All entries given below are to be returned word for word.

**** The data

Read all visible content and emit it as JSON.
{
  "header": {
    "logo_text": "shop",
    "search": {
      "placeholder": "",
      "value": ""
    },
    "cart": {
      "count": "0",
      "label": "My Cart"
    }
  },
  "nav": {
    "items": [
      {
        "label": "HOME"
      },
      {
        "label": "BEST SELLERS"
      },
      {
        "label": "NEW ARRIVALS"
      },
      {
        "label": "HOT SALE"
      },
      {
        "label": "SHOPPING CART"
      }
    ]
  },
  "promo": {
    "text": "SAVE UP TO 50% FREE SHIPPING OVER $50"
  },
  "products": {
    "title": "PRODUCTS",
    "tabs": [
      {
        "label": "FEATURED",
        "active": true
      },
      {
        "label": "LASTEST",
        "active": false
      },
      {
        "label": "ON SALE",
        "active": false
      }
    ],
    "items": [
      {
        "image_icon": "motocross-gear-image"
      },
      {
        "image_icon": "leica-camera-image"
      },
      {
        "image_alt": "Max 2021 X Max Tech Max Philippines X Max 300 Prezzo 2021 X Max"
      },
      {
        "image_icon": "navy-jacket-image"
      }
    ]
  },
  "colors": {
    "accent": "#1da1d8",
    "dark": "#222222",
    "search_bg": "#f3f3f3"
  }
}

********

> _Exercise answer_:
Read all visible content and emit it as JSON.
{
  "header": {
    "logo_text": "shop",
    "search": {
      "placeholder": "",
      "value": ""
    },
    "cart": {
      "count": "0",
      "label": "My Cart"
    }
  },
  "nav": {
    "items": [
      {
        "label": "HOME"
      },
      {
        "label": "BEST SELLERS"
      },
      {
        "label": "NEW ARRIVALS"
      },
      {
        "label": "HOT SALE"
      },
      {
        "label": "SHOPPING CART"
      }
    ]
  },
  "promo": {
    "text": "SAVE UP TO 50% FREE SHIPPING OVER $50"
  },
  "products": {
    "title": "PRODUCTS",
    "tabs": [
      {
        "label": "FEATURED",
        "active": true
      },
      {
        "label": "LASTEST",
        "active": false
      },
      {
        "label": "ON SALE",
        "active": false
      }
    ],
    "items": [
      {
        "image_icon": "motocross-gear-image"
      },
      {
        "image_icon": "leica-camera-image"
      },
      {
        "image_alt": "Max 2021 X Max Tech Max Philippines X Max 300 Prezzo 2021 X Max"
      },
      {
        "image_icon": "navy-jacket-image"
      }
    ]
  },
  "colors": {
    "accent": "#1da1d8",
    "dark": "#222222",
    "search_bg": "#f3f3f3"
  }
}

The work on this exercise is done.